• [Work instructions] Exactly as they appear, output all of the entries.

• [Exercise inputs]
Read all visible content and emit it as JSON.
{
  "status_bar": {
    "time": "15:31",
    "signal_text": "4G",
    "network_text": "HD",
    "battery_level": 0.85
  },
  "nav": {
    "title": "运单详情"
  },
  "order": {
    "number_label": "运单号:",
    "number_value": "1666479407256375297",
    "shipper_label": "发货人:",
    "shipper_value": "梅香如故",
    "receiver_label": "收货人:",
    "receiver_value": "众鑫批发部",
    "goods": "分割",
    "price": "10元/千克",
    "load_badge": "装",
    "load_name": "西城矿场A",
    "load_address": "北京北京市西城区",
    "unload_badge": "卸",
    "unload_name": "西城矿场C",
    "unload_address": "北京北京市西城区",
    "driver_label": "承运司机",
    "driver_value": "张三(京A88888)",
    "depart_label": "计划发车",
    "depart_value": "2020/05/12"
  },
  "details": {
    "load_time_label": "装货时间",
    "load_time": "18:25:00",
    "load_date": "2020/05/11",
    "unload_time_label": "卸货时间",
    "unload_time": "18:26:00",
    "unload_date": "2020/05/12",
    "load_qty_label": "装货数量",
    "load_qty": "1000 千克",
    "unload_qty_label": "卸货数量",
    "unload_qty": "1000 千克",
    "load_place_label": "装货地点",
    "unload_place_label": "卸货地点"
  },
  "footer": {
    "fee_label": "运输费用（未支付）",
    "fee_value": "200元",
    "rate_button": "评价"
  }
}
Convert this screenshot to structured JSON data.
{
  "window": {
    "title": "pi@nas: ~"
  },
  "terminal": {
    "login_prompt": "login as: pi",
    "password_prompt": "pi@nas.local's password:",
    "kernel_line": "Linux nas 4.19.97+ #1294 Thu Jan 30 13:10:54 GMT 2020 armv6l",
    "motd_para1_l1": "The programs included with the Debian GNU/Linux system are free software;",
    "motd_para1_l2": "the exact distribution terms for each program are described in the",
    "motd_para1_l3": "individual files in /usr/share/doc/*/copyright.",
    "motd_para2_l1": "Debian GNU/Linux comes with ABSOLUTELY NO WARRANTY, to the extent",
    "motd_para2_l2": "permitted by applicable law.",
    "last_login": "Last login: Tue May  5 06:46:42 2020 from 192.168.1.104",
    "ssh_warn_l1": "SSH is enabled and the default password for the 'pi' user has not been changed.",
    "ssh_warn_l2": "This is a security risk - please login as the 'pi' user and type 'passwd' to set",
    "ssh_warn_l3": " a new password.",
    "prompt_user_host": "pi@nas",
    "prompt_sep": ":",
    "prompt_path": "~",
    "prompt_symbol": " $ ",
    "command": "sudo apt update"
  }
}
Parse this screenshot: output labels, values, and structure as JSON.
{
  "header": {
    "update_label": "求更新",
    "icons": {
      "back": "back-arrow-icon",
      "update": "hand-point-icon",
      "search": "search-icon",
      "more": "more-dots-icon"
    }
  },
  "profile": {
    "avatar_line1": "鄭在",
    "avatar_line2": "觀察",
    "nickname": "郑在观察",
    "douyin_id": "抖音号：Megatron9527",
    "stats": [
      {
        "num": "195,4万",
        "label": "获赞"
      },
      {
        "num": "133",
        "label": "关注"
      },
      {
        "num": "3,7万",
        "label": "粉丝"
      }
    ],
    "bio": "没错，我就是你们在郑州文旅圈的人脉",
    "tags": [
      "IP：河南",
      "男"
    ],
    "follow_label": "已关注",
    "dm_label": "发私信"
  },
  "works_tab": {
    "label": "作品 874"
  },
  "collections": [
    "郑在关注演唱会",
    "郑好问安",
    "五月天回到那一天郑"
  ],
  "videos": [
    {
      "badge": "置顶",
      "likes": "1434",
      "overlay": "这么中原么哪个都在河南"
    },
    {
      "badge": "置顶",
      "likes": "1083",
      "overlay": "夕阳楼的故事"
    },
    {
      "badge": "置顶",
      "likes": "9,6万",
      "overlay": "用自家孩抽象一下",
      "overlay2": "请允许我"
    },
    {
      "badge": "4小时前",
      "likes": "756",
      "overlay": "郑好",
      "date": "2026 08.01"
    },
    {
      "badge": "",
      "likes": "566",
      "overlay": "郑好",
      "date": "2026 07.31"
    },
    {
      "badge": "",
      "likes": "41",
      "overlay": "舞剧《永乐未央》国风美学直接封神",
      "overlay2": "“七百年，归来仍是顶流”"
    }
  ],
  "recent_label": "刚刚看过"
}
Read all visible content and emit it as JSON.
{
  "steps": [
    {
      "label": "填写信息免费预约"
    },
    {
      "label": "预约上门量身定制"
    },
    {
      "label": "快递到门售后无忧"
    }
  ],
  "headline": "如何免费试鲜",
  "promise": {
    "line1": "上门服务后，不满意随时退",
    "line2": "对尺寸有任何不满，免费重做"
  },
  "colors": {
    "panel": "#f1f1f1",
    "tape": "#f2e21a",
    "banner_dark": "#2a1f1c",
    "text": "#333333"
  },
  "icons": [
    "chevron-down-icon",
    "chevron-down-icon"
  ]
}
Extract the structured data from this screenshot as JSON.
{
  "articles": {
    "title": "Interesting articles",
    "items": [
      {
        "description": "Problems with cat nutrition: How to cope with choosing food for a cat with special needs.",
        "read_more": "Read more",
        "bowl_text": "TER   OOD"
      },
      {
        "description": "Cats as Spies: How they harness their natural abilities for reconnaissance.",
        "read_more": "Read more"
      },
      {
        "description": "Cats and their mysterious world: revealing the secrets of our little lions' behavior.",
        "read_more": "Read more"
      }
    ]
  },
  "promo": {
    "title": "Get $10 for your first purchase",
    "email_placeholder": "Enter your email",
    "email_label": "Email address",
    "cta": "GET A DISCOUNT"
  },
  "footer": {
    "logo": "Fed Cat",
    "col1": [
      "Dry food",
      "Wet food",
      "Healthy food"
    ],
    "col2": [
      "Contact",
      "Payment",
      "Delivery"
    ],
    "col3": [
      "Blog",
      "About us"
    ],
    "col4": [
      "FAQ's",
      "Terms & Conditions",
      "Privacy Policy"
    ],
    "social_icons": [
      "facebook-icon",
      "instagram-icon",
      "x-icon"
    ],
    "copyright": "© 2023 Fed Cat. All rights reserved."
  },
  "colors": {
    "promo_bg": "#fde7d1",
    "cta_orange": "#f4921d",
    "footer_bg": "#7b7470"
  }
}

• [Reply]
Read all visible content and emit it as JSON.
{
  "status_bar": {
    "time": "15:31",
    "signal_text": "4G",
    "network_text": "HD",
    "battery_level": 0.85
  },
  "nav": {
    "title": "运单详情"
  },
  "order": {
    "number_label": "运单号:",
    "number_value": "1666479407256375297",
    "shipper_label": "发货人:",
    "shipper_value": "梅香如故",
    "receiver_label": "收货人:",
    "receiver_value": "众鑫批发部",
    "goods": "分割",
    "price": "10元/千克",
    "load_badge": "装",
    "load_name": "西城矿场A",
    "load_address": "北京北京市西城区",
    "unload_badge": "卸",
    "unload_name": "西城矿场C",
    "unload_address": "北京北京市西城区",
    "driver_label": "承运司机",
    "driver_value": "张三(京A88888)",
    "depart_label": "计划发车",
    "depart_value": "2020/05/12"
  },
  "details": {
    "load_time_label": "装货时间",
    "load_time": "18:25:00",
    "load_date": "2020/05/11",
    "unload_time_label": "卸货时间",
    "unload_time": "18:26:00",
    "unload_date": "2020/05/12",
    "load_qty_label": "装货数量",
    "load_qty": "1000 千克",
    "unload_qty_label": "卸货数量",
    "unload_qty": "1000 千克",
    "load_place_label": "装货地点",
    "unload_place_label": "卸货地点"
  },
  "footer": {
    "fee_label": "运输费用（未支付）",
    "fee_value": "200元",
    "rate_button": "评价"
  }
}
Convert this screenshot to structured JSON data.
{
  "window": {
    "title": "pi@nas: ~"
  },
  "terminal": {
    "login_prompt": "login as: pi",
    "password_prompt": "pi@nas.local's password:",
    "kernel_line": "Linux nas 4.19.97+ #1294 Thu Jan 30 13:10:54 GMT 2020 armv6l",
    "motd_para1_l1": "The programs included with the Debian GNU/Linux system are free software;",
    "motd_para1_l2": "the exact distribution terms for each program are described in the",
    "motd_para1_l3": "individual files in /usr/share/doc/*/copyright.",
    "motd_para2_l1": "Debian GNU/Linux comes with ABSOLUTELY NO WARRANTY, to the extent",
    "motd_para2_l2": "permitted by applicable law.",
    "last_login": "Last login: Tue May  5 06:46:42 2020 from 192.168.1.104",
    "ssh_warn_l1": "SSH is enabled and the default password for the 'pi' user has not been changed.",
    "ssh_warn_l2": "This is a security risk - please login as the 'pi' user and type 'passwd' to set",
    "ssh_warn_l3": " a new password.",
    "prompt_user_host": "pi@nas",
    "prompt_sep": ":",
    "prompt_path": "~",
    "prompt_symbol": " $ ",
    "command": "sudo apt update"
  }
}
Parse this screenshot: output labels, values, and structure as JSON.
{
  "header": {
    "update_label": "求更新",
    "icons": {
      "back": "back-arrow-icon",
      "update": "hand-point-icon",
      "search": "search-icon",
      "more": "more-dots-icon"
    }
  },
  "profile": {
    "avatar_line1": "鄭在",
    "avatar_line2": "觀察",
    "nickname": "郑在观察",
    "douyin_id": "抖音号：Megatron9527",
    "stats": [
      {
        "num": "195,4万",
        "label": "获赞"
      },
      {
        "num": "133",
        "label": "关注"
      },
      {
        "num": "3,7万",
        "label": "粉丝"
      }
    ],
    "bio": "没错，我就是你们在郑州文旅圈的人脉",
    "tags": [
      "IP：河南",
      "男"
    ],
    "follow_label": "已关注",
    "dm_label": "发私信"
  },
  "works_tab": {
    "label": "作品 874"
  },
  "collections": [
    "郑在关注演唱会",
    "郑好问安",
    "五月天回到那一天郑"
  ],
  "videos": [
    {
      "badge": "置顶",
      "likes": "1434",
      "overlay": "这么中原么哪个都在河南"
    },
    {
      "badge": "置顶",
      "likes": "1083",
      "overlay": "夕阳楼的故事"
    },
    {
      "badge": "置顶",
      "likes": "9,6万",
      "overlay": "用自家孩抽象一下",
      "overlay2": "请允许我"
    },
    {
      "badge": "4小时前",
      "likes": "756",
      "overlay": "郑好",
      "date": "2026 08.01"
    },
    {
      "badge": "",
      "likes": "566",
      "overlay": "郑好",
      "date": "2026 07.31"
    },
    {
      "badge": "",
      "likes": "41",
      "overlay": "舞剧《永乐未央》国风美学直接封神",
      "overlay2": "“七百年，归来仍是顶流”"
    }
  ],
  "recent_label": "刚刚看过"
}
Read all visible content and emit it as JSON.
{
  "steps": [
    {
      "label": "填写信息免费预约"
    },
    {
      "label": "预约上门量身定制"
    },
    {
      "label": "快递到门售后无忧"
    }
  ],
  "headline": "如何免费试鲜",
  "promise": {
    "line1": "上门服务后，不满意随时退",
    "line2": "对尺寸有任何不满，免费重做"
  },
  "colors": {
    "panel": "#f1f1f1",
    "tape": "#f2e21a",
    "banner_dark": "#2a1f1c",
    "text": "#333333"
  },
  "icons": [
    "chevron-down-icon",
    "chevron-down-icon"
  ]
}
Extract the structured data from this screenshot as JSON.
{
  "articles": {
    "title": "Interesting articles",
    "items": [
      {
        "description": "Problems with cat nutrition: How to cope with choosing food for a cat with special needs.",
        "read_more": "Read more",
        "bowl_text": "TER   OOD"
      },
      {
        "description": "Cats as Spies: How they harness their natural abilities for reconnaissance.",
        "read_more": "Read more"
      },
      {
        "description": "Cats and their mysterious world: revealing the secrets of our little lions' behavior.",
        "read_more": "Read more"
      }
    ]
  },
  "promo": {
    "title": "Get $10 for your first purchase",
    "email_placeholder": "Enter your email",
    "email_label": "Email address",
    "cta": "GET A DISCOUNT"
  },
  "footer": {
    "logo": "Fed Cat",
    "col1": [
      "Dry food",
      "Wet food",
      "Healthy food"
    ],
    "col2": [
      "Contact",
      "Payment",
      "Delivery"
    ],
    "col3": [
      "Blog",
      "About us"
    ],
    "col4": [
      "FAQ's",
      "Terms & Conditions",
      "Privacy Policy"
    ],
    "social_icons": [
      "facebook-icon",
      "instagram-icon",
      "x-icon"
    ],
    "copyright": "© 2023 Fed Cat. All rights reserved."
  },
  "colors": {
    "promo_bg": "#fde7d1",
    "cta_orange": "#f4921d",
    "footer_bg": "#7b7470"
  }
}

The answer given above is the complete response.